Comments: (6)
Mr.Bean
The portrayal of the Vancouver legal world brought memories of the old courthouse and those who toiled in the vineyards of the judicial system to life. Mr. Deverell has crafted a fascinating blend of intrigue, humor, perplexing current social issues which raise his central character to his finest performance. Ever. A great read which is thought provoking without preaching. I congratulate the author enough to put my name to this review and recommend the novel.
Enalonasa
This is Deverell's best book yet. Steve Sherf did a great job in the audio version. The story had twists and turns and spans over five decades until the mystery is solved. Beacham is a lovable, young attorney who makes bad choices in regards to his social life (women and alcohol aren't his friends). I used this book as my incentive to take my daily walk and it served its purpose, as I looked forward to losing myself in the drama as I trudged through sub zero temperatures in a cold Wisconsin December. My only regret for this book was that Sherf's sister was absent and I missed her voice! I am looking forward to Deverell's next book.
Amerikan_Volga
Before you open this book, get comfortable.
Go into the den, stoke the fire and enjoy some Sunday morning opera.
I'll See You in My Dreams is like a comfortable cardigan: it envelops you in a truly classic style making you want to read on and on.
In this day of instant gratification, everyone seems to want quick, action-packed plots.
Not so here. William Deverell takes you on a journey that, on one hand, touches so many bases but, on the other hand lets you truly feel the settings and the characters. I had a true sense of travelling British Columbia as the story evolves.
What keeps the reader interested is the evolution of the Characters: we sense major life problems ahead for Arthur Beauchamp (Beecham!)... and yet, the author does not throw it in your face.
You explore a man's life, his failings and his successes through the window of a case the implications of which span decades.
That being said, we are brought to places that we may not know anything about: the world of First Nations, Human Rights abuses and Residential Schools.
The book is also complex: it travels back and forth between the near present and the events that unfolded. As readers, we are challenged. We must figure things out by inference and, in my opinion, this is what makes the story so readable.
The dénouement is wonderfully crafted but it is the journey that holds the readers' attention.
William Deverell has written a book that I would recommend to anyone.
Beazerdred

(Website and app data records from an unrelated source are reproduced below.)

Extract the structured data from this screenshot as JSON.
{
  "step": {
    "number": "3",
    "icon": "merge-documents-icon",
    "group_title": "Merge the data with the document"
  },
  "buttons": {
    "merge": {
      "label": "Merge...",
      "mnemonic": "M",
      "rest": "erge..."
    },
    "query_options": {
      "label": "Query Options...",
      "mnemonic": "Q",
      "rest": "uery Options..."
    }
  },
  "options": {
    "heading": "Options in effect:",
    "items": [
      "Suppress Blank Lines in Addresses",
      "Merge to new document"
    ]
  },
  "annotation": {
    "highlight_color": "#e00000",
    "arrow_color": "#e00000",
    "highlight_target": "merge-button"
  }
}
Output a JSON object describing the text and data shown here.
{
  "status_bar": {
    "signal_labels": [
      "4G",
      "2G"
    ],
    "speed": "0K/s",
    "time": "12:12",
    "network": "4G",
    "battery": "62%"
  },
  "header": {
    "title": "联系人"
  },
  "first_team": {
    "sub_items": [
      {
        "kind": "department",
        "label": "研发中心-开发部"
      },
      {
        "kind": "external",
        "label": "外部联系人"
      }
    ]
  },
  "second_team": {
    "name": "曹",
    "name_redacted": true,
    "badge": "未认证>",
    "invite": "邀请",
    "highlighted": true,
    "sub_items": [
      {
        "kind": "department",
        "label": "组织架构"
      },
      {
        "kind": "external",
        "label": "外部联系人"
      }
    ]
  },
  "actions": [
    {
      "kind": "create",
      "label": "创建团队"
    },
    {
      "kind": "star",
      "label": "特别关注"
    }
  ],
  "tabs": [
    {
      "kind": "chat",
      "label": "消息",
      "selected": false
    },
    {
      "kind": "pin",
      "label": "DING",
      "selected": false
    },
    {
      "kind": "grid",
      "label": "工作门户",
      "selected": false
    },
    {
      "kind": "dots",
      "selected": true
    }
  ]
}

This audiobook is narrated by Steve Scherf. He does a good job. This book is slow and has no real tension. Scherf can do little more than read this book. I didn't care about any of the characters, I didn't care about the Canadian legal system. The story about a young lawyers lifetime of guilt over pleading a not guilty native Indian guilty for murder has no emotion. 

My research into this author shows this to be the 5th of 6 books in the Authur Beauchamp series. I reviewed a book Mecca also written by this Canadian Author. I had some of the same complaints about that book but it was far better than this book.

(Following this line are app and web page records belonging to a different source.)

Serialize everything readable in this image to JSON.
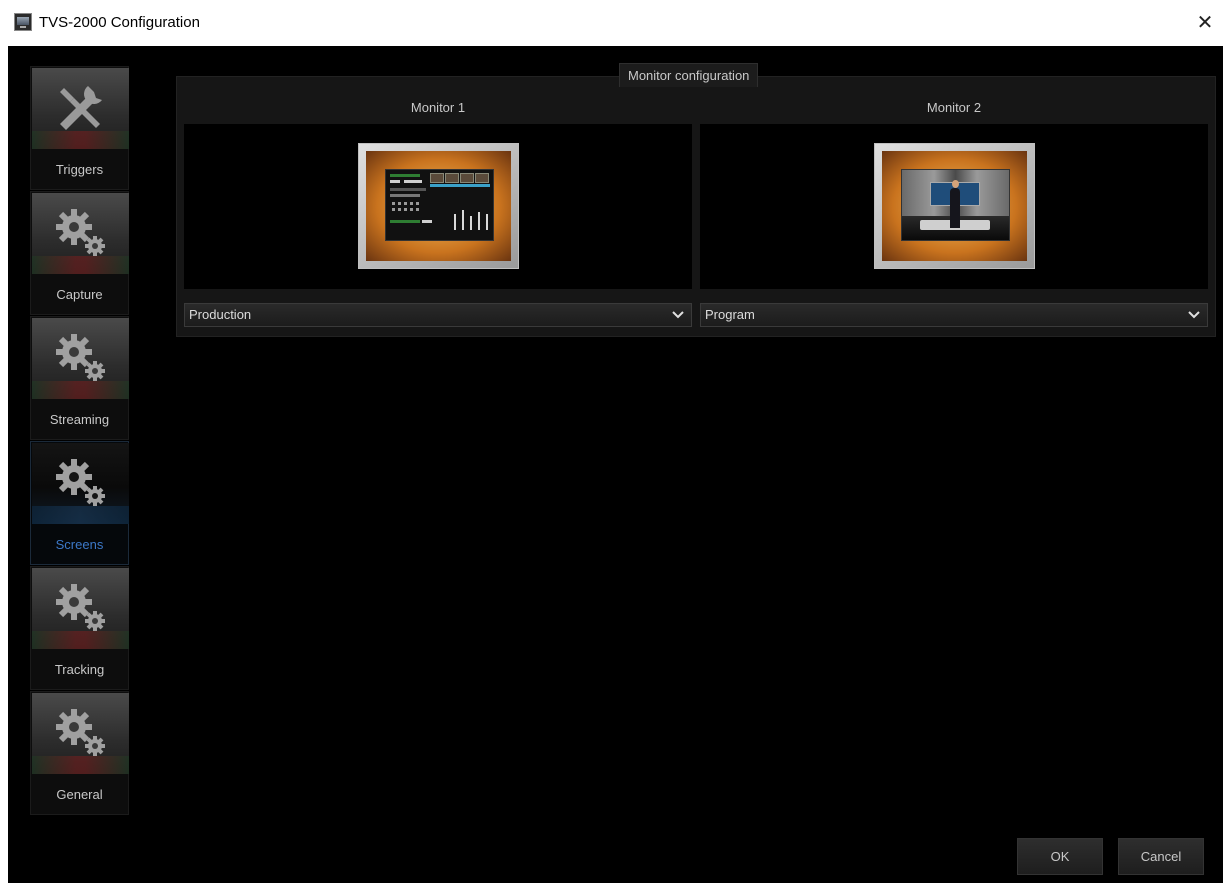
{
  "window": {
    "title": "TVS-2000 Configuration",
    "close_glyph": "✕"
  },
  "sidebar": {
    "items": [
      {
        "label": "Triggers",
        "icon": "tools-icon",
        "active": false
      },
      {
        "label": "Capture",
        "icon": "gears-icon",
        "active": false
      },
      {
        "label": "Streaming",
        "icon": "gears-icon",
        "active": false
      },
      {
        "label": "Screens",
        "icon": "gears-icon",
        "active": true
      },
      {
        "label": "Tracking",
        "icon": "gears-icon",
        "active": false
      },
      {
        "label": "General",
        "icon": "gears-icon",
        "active": false
      }
    ]
  },
  "panel": {
    "tab_label": "Monitor configuration",
    "monitors": [
      {
        "title": "Monitor 1",
        "selected": "Production"
      },
      {
        "title": "Monitor 2",
        "selected": "Program"
      }
    ]
  },
  "footer": {
    "ok_label": "OK",
    "cancel_label": "Cancel"
  },
  "colors": {
    "background": "#000000",
    "active_accent": "#3c78c8",
    "text": "#c8c8c8"
  }
}
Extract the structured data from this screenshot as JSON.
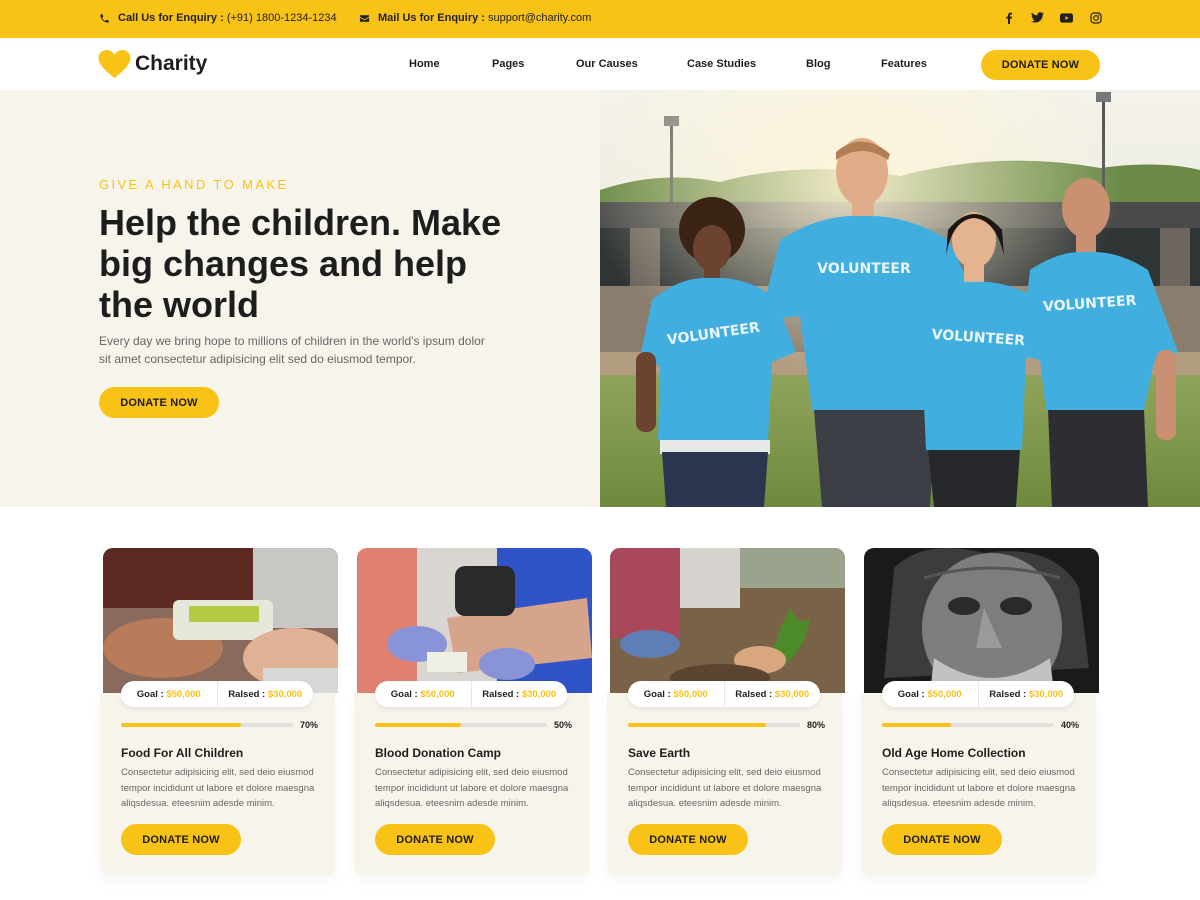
{
  "topbar": {
    "phone_label": "Call Us for Enquiry :",
    "phone_value": "(+91) 1800-1234-1234",
    "mail_label": "Mail Us for Enquiry :",
    "mail_value": "support@charity.com",
    "socials": [
      "facebook-icon",
      "twitter-icon",
      "youtube-icon",
      "instagram-icon"
    ]
  },
  "brand": {
    "name": "Charity",
    "accent_color": "#f9c216",
    "hero_bg": "#f7f4ec"
  },
  "nav": {
    "items": [
      "Home",
      "Pages",
      "Our Causes",
      "Case Studies",
      "Blog",
      "Features"
    ],
    "donate_label": "DONATE NOW"
  },
  "hero": {
    "eyebrow": "GIVE A HAND TO MAKE",
    "title": "Help the children. Make big changes and help the world",
    "subtitle": "Every day we bring hope to millions of children in the world's ipsum dolor sit amet consectetur adipisicing elit sed do eiusmod tempor.",
    "donate_label": "DONATE NOW",
    "shirt_text": "VOLUNTEER"
  },
  "causes": [
    {
      "title": "Food For All Children",
      "goal_label": "Goal :",
      "goal": "$50,000",
      "raised_label": "Ralsed :",
      "raised": "$30,000",
      "progress": 70,
      "progress_label": "70%",
      "desc": "Consectetur adipisicing elit, sed deio eiusmod tempor incididunt ut labore et dolore maesgna aliqsdesua. eteesnim adesde minim.",
      "donate_label": "DONATE NOW"
    },
    {
      "title": "Blood Donation Camp",
      "goal_label": "Goal :",
      "goal": "$50,000",
      "raised_label": "Ralsed :",
      "raised": "$30,000",
      "progress": 50,
      "progress_label": "50%",
      "desc": "Consectetur adipisicing elit, sed deio eiusmod tempor incididunt ut labore et dolore maesgna aliqsdesua. eteesnim adesde minim.",
      "donate_label": "DONATE NOW"
    },
    {
      "title": "Save Earth",
      "goal_label": "Goal :",
      "goal": "$50,000",
      "raised_label": "Ralsed :",
      "raised": "$30,000",
      "progress": 80,
      "progress_label": "80%",
      "desc": "Consectetur adipisicing elit, sed deio eiusmod tempor incididunt ut labore et dolore maesgna aliqsdesua. eteesnim adesde minim.",
      "donate_label": "DONATE NOW"
    },
    {
      "title": "Old Age Home Collection",
      "goal_label": "Goal :",
      "goal": "$50,000",
      "raised_label": "Ralsed :",
      "raised": "$30,000",
      "progress": 40,
      "progress_label": "40%",
      "desc": "Consectetur adipisicing elit, sed deio eiusmod tempor incididunt ut labore et dolore maesgna aliqsdesua. eteesnim adesde minim.",
      "donate_label": "DONATE NOW"
    }
  ]
}
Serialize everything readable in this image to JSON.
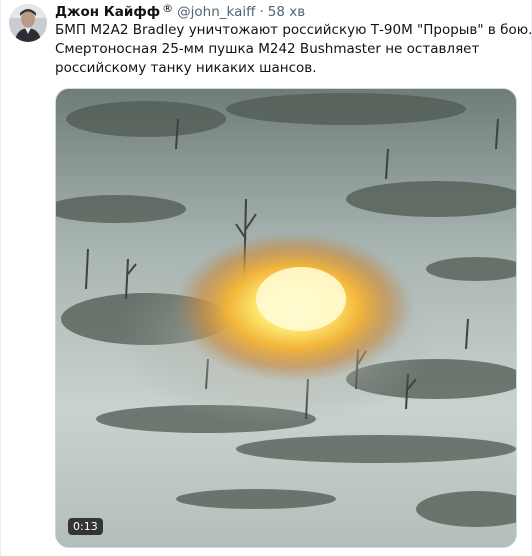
{
  "tweet": {
    "author_name": "Джон Кайфф",
    "author_badge": "®",
    "handle": "@john_kaiff",
    "separator": "·",
    "time": "58 хв",
    "text_lines": [
      "БМП M2A2 Bradley уничтожают российскую Т-90М \"Прорыв\" в бою.",
      "Смертоносная 25-мм пушка M242 Bushmaster не оставляет",
      "российскому танку никаких шансов."
    ],
    "media": {
      "duration": "0:13"
    }
  },
  "colors": {
    "text_primary": "#0f1419",
    "text_secondary": "#536471",
    "border": "#cfd9de"
  },
  "icons": {
    "avatar": "user-avatar-photo",
    "video": "video-thumbnail"
  }
}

I may be kinder if I had known the characters but I am not sure it would help. It took me a long time to listen to this very long audiobook. The only incentive I had to finish the book is the fact that I received this from a publisher who asked for my honest review. I would like give the narrator Steve Scherf another chance with better material. 

This book was received for an honest review.

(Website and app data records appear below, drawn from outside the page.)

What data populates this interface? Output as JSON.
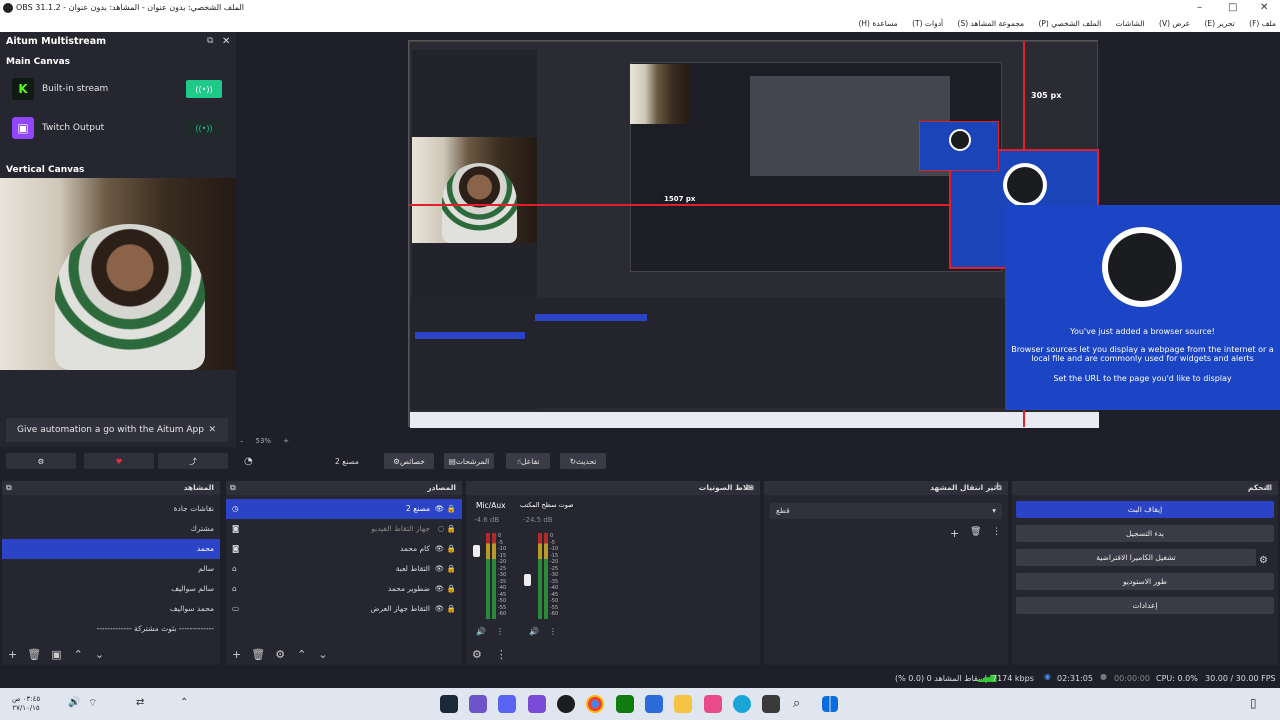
{
  "window": {
    "title": "OBS 31.1.2 - الملف الشخصي: بدون عنوان - المشاهد: بدون عنوان"
  },
  "menubar": [
    "ملف (F)",
    "تحرير (E)",
    "عرض (V)",
    "الشاشات",
    "الملف الشخصي (P)",
    "مجموعة المشاهد (S)",
    "أدوات (T)",
    "مساعدة (H)"
  ],
  "dock": {
    "title": "Aitum Multistream",
    "main_canvas": "Main Canvas",
    "outputs": [
      {
        "name": "Built-in stream",
        "icon": "kick-icon",
        "color": "#53fc18",
        "active": true
      },
      {
        "name": "Twitch Output",
        "icon": "twitch-icon",
        "color": "#9146ff",
        "active": false
      }
    ],
    "vertical_canvas": "Vertical Canvas",
    "promo": "Give automation a go with the Aitum App",
    "promo_close": "✕"
  },
  "preview": {
    "px_label_1": "305 px",
    "px_label_2": "1507 px"
  },
  "popup": {
    "line1": "You've just added a browser source!",
    "line2": "Browser sources let you display a webpage from the internet or a local file and are commonly used for widgets and alerts",
    "line3": "Set the URL to the page you'd like to display"
  },
  "zoom": "53%",
  "toolbar": {
    "source_name": "مصنع 2",
    "properties": "خصائص",
    "filters": "المرشحات",
    "interact": "تفاعل",
    "refresh": "تحديث"
  },
  "scenes": {
    "title": "المشاهد",
    "items": [
      {
        "label": "نقاشات جادة",
        "selected": false
      },
      {
        "label": "مشترك",
        "selected": false
      },
      {
        "label": "محمد",
        "selected": true
      },
      {
        "label": "سالم",
        "selected": false
      },
      {
        "label": "سالم سواليف",
        "selected": false
      },
      {
        "label": "محمد سواليف",
        "selected": false
      },
      {
        "label": "------------- بثوث مشتركة -------------",
        "selected": false
      }
    ]
  },
  "sources": {
    "title": "المصادر",
    "items": [
      {
        "label": "مصنع 2",
        "selected": true
      },
      {
        "label": "جهاز التقاط الفيديو",
        "selected": false
      },
      {
        "label": "كام محمد",
        "selected": false
      },
      {
        "label": "التقاط لعبة",
        "selected": false
      },
      {
        "label": "ضطوير محمد",
        "selected": false
      },
      {
        "label": "التقاط جهاز العرض",
        "selected": false
      }
    ]
  },
  "mixer": {
    "title": "خلاط الصوتيات",
    "channels": [
      {
        "name": "Mic/Aux",
        "db": "-4.6 dB",
        "level": 0.62
      },
      {
        "name": "صوت سطح المكتب",
        "db": "-24.5 dB",
        "level": 0.4
      }
    ],
    "scale": [
      "0",
      "-5",
      "-10",
      "-15",
      "-20",
      "-25",
      "-30",
      "-35",
      "-40",
      "-45",
      "-50",
      "-55",
      "-60"
    ]
  },
  "transitions": {
    "title": "تأثير انتقال المشهد",
    "selected": "قطع"
  },
  "controls": {
    "title": "التحكم",
    "buttons": [
      {
        "label": "إيقاف البث",
        "active": true
      },
      {
        "label": "بدء التسجيل",
        "active": false
      },
      {
        "label": "تشغيل الكاميرا الافتراضية",
        "active": false
      },
      {
        "label": "طور الاستوديو",
        "active": false
      },
      {
        "label": "إعدادات",
        "active": false
      }
    ]
  },
  "status": {
    "dropped": "إسقاط المشاهد 0 (0.0 %)",
    "bitrate": "7174 kbps",
    "stream_time": "02:31:05",
    "rec_time": "00:00:00",
    "cpu": "CPU: 0.0%",
    "fps": "30.00 / 30.00 FPS"
  },
  "taskbar": {
    "clock_time": "٠٣:٤٥ ص",
    "clock_date": "٢٧/١٠/١٥"
  }
}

Duktilar
I loved this book. It's funny and serious in Deverall's wonderful way. He is able to write from the POV of a shy, awkward young lawyer just beginning his career as well as a crusty old curmudgeon at the end of that career. The previous review was mean-sprited and vendictive and I wonder what the reviewer has against Deverell personally. It's okay not to like a book. It's not okay to spoil it for anyone else.
The_NiGGa
A very frustrating book! Not believable at all. I kept reading hoping Deverell would redeem himself. Allow me to spoil the ending for you! The character who was murdered turns out not even to be dead! The person accused of his murder, Gabriel Swift, deserved the death sentence for being such a monumental bore!